Look through the material for lines with the word "this", and copy each one.
┄┄┄┄┄┄┄┄┄┄
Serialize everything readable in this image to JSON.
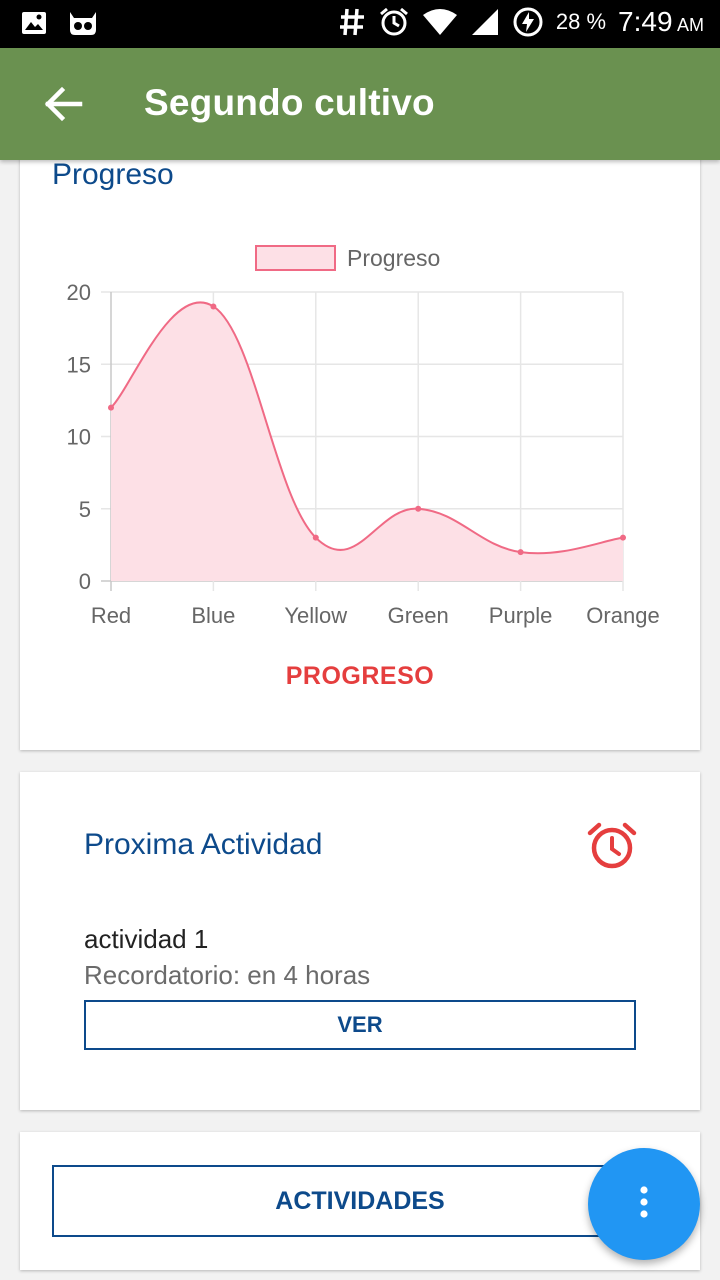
{
  "status_bar": {
    "battery_percent": "28 %",
    "time": "7:49",
    "ampm": "AM",
    "icons": [
      "image-icon",
      "cyanogen-icon",
      "hash-icon",
      "alarm-icon",
      "wifi-icon",
      "signal-icon",
      "battery-charging-icon"
    ]
  },
  "app_bar": {
    "title": "Segundo cultivo",
    "back_icon": "arrow-left-icon",
    "color": "#6a9150"
  },
  "progress_card": {
    "title": "Progreso",
    "link_label": "PROGRESO",
    "link_color": "#e53e3e"
  },
  "chart_data": {
    "type": "area",
    "categories": [
      "Red",
      "Blue",
      "Yellow",
      "Green",
      "Purple",
      "Orange"
    ],
    "series": [
      {
        "name": "Progreso",
        "values": [
          12,
          19,
          3,
          5,
          2,
          3
        ],
        "color": "#f06a85",
        "fill": "#fde0e6"
      }
    ],
    "yticks": [
      "0",
      "5",
      "10",
      "15",
      "20"
    ],
    "ylim": [
      0,
      20
    ],
    "grid": true,
    "legend": "top-center"
  },
  "activity_card": {
    "title": "Proxima Actividad",
    "activity_name": "actividad 1",
    "reminder": "Recordatorio: en 4 horas",
    "button_label": "VER",
    "icon": "alarm-clock-icon",
    "icon_color": "#e53e3e"
  },
  "activities_card": {
    "button_label": "ACTIVIDADES"
  },
  "fab": {
    "icon": "more-vertical-icon",
    "color": "#2196f3"
  }
}
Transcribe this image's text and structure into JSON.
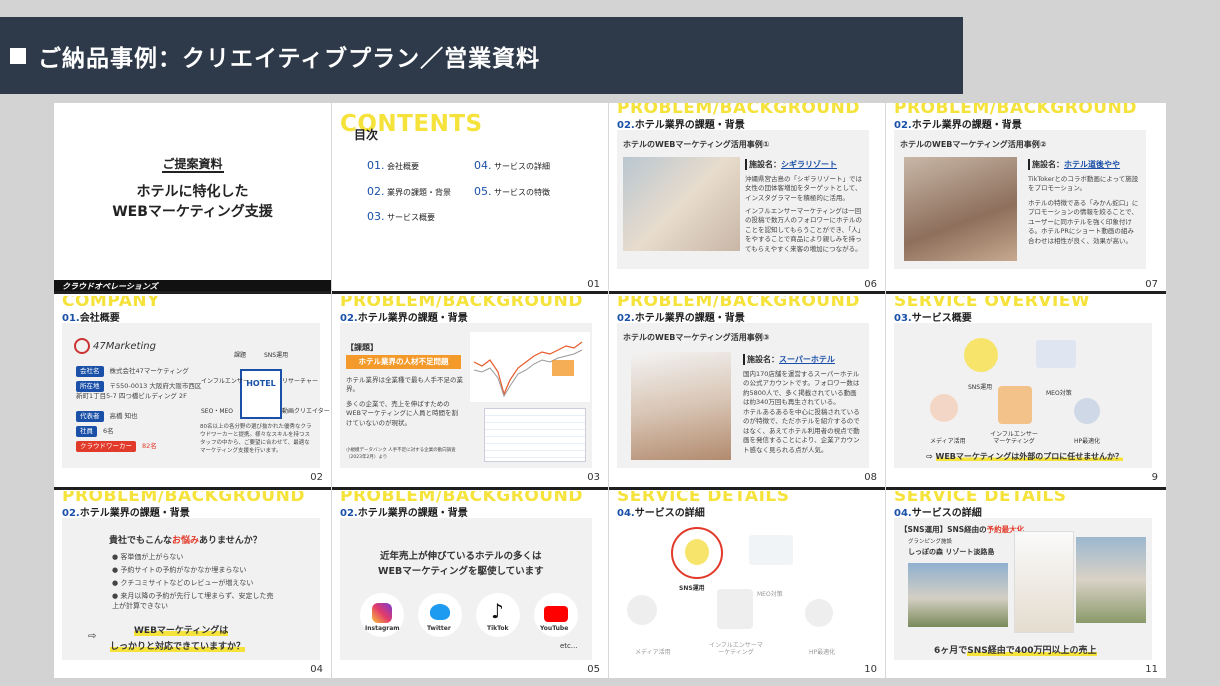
{
  "banner": {
    "title": "ご納品事例：クリエイティブプラン／営業資料"
  },
  "s1": {
    "heading": "ご提案資料",
    "title_line1": "ホテルに特化した",
    "title_line2": "WEBマーケティング支援",
    "logo": "クラウドオペレーションズ"
  },
  "s2": {
    "wm": "CONTENTS",
    "heading": "目次",
    "items": [
      {
        "n": "01.",
        "t": "会社概要"
      },
      {
        "n": "04.",
        "t": "サービスの詳細"
      },
      {
        "n": "02.",
        "t": "業界の課題・背景"
      },
      {
        "n": "05.",
        "t": "サービスの特徴"
      },
      {
        "n": "03.",
        "t": "サービス概要"
      }
    ],
    "page": "01"
  },
  "s3": {
    "wm": "PROBLEM/BACKGROUND",
    "secn": "02.",
    "sec": "ホテル業界の課題・背景",
    "case": "ホテルのWEBマーケティング活用事例①",
    "fname": "施設名：",
    "facility": "シギラリゾート",
    "p1": "沖縄県宮古島の「シギラリゾート」では女性の団体客増加をターゲットとして、インスタグラマーを積極的に活用。",
    "p2": "インフルエンサーマーケティングは一回の投稿で数万人のフォロワーにホテルのことを認知してもらうことができ、「人」をやすることで商品により親しみを持ってもらえやすく来客の増加につながる。",
    "page": "06"
  },
  "s4": {
    "wm": "PROBLEM/BACKGROUND",
    "secn": "02.",
    "sec": "ホテル業界の課題・背景",
    "case": "ホテルのWEBマーケティング活用事例②",
    "fname": "施設名：",
    "facility": "ホテル道後やや",
    "p1": "TikTokerとのコラボ動画によって施設をプロモーション。",
    "p2": "ホテルの特徴である「みかん蛇口」にプロモーションの情報を絞ることで、ユーザーに同ホテルを強く印象付ける。ホテルPRにショート動画の組み合わせは相性が良く、効果が高い。",
    "page": "07"
  },
  "s5": {
    "wm": "COMPANY",
    "secn": "01.",
    "sec": "会社概要",
    "logo": "47Marketing",
    "rows": [
      {
        "k": "会社名",
        "v": "株式会社47マーケティング"
      },
      {
        "k": "所在地",
        "v": "〒550-0013 大阪府大阪市西区新町1丁目5-7 四つ橋ビルディング 2F"
      },
      {
        "k": "代表者",
        "v": "高橋 知也"
      },
      {
        "k": "社員",
        "v": "6名"
      },
      {
        "k": "クラウドワーカー",
        "v": "82名"
      }
    ],
    "hub": "HOTEL",
    "nodes": [
      "課題",
      "SNS運用",
      "インフルエンサー",
      "リサーチャー",
      "SEO・MEO",
      "動画クリエイター"
    ],
    "desc": "80名以上の各分野の選び抜かれた優秀なクラウドワーカーと提携。様々なスキルを持つスタッフの中から、ご要望に合わせて、最適なマーケティング支援を行います。",
    "page": "02"
  },
  "s6": {
    "wm": "PROBLEM/BACKGROUND",
    "secn": "02.",
    "sec": "ホテル業界の課題・背景",
    "tag": "【課題】",
    "issue": "ホテル業界の人材不足問題",
    "p1": "ホテル業界は全業種で最も人手不足の業界。",
    "p2": "多くの企業で、売上を伸ばすためのWEBマーケティングに人員と時間を割けていないのが現状。",
    "source": "小規模データバンク 人手不足に対する企業の動向調査（2023年2月）より",
    "page": "03"
  },
  "s7": {
    "wm": "PROBLEM/BACKGROUND",
    "secn": "02.",
    "sec": "ホテル業界の課題・背景",
    "case": "ホテルのWEBマーケティング活用事例③",
    "fname": "施設名：",
    "facility": "スーパーホテル",
    "p1": "国内170店舗を運営するスーパーホテルの公式アカウントです。フォロワー数は約5800人で、多く掲載されている動画は約340万回も再生されている。",
    "p2": "ホテルあるあるを中心に投稿されているのが特徴で、ただホテルを紹介するのではなく、あえてホテル利用者の視点で動画を発信することにより、企業アカウント感なく見られる点が人気。",
    "page": "08"
  },
  "s8": {
    "wm": "SERVICE OVERVIEW",
    "secn": "03.",
    "sec": "サービス概要",
    "nodes": [
      "SNS運用",
      "MEO対策",
      "メディア活用",
      "インフルエンサーマーケティング",
      "HP最適化"
    ],
    "cta": "WEBマーケティングは外部のプロに任せませんか？",
    "arrow": "⇨",
    "page": "9"
  },
  "s9": {
    "wm": "PROBLEM/BACKGROUND",
    "secn": "02.",
    "sec": "ホテル業界の課題・背景",
    "q_a": "貴社でもこんな",
    "q_b": "お悩み",
    "q_c": "ありませんか？",
    "items": [
      "客単価が上がらない",
      "予約サイトの予約がなかなか埋まらない",
      "クチコミサイトなどのレビューが増えない",
      "来月以降の予約が先行して埋まらず、安定した売上が計算できない"
    ],
    "cta1": "WEBマーケティングは",
    "cta2": "しっかりと対応できていますか？",
    "arrow": "⇨",
    "page": "04"
  },
  "s10": {
    "wm": "PROBLEM/BACKGROUND",
    "secn": "02.",
    "sec": "ホテル業界の課題・背景",
    "h1": "近年売上が伸びているホテルの多くは",
    "h2": "WEBマーケティングを駆使しています",
    "apps": [
      "Instagram",
      "Twitter",
      "TikTok",
      "YouTube"
    ],
    "etc": "etc...",
    "page": "05"
  },
  "s11": {
    "wm": "SERVICE DETAILS",
    "secn": "04.",
    "sec": "サービスの詳細",
    "nodes": [
      "SNS運用",
      "MEO対策",
      "メディア活用",
      "インフルエンサーマーケティング",
      "HP最適化"
    ],
    "page": "10"
  },
  "s12": {
    "wm": "SERVICE DETAILS",
    "secn": "04.",
    "sec": "サービスの詳細",
    "head_a": "【SNS運用】SNS経由の",
    "head_b": "予約最大化",
    "sub1": "グランピング施設",
    "sub2": "しっぽの森 リゾート淡路島",
    "foot_a": "6ヶ月で",
    "foot_b": "SNS経由で400万円以上の売上",
    "page": "11"
  },
  "colors": {
    "banner": "#2e3a4a",
    "accent_yellow": "#f5e23a",
    "blue": "#1a50a8",
    "red": "#e23a2a",
    "orange": "#f39a2a"
  }
}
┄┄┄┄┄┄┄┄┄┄
-- Exercise output --
Serialize everything readable in this image to JSON.
Transcribe this image's text and structure into JSON.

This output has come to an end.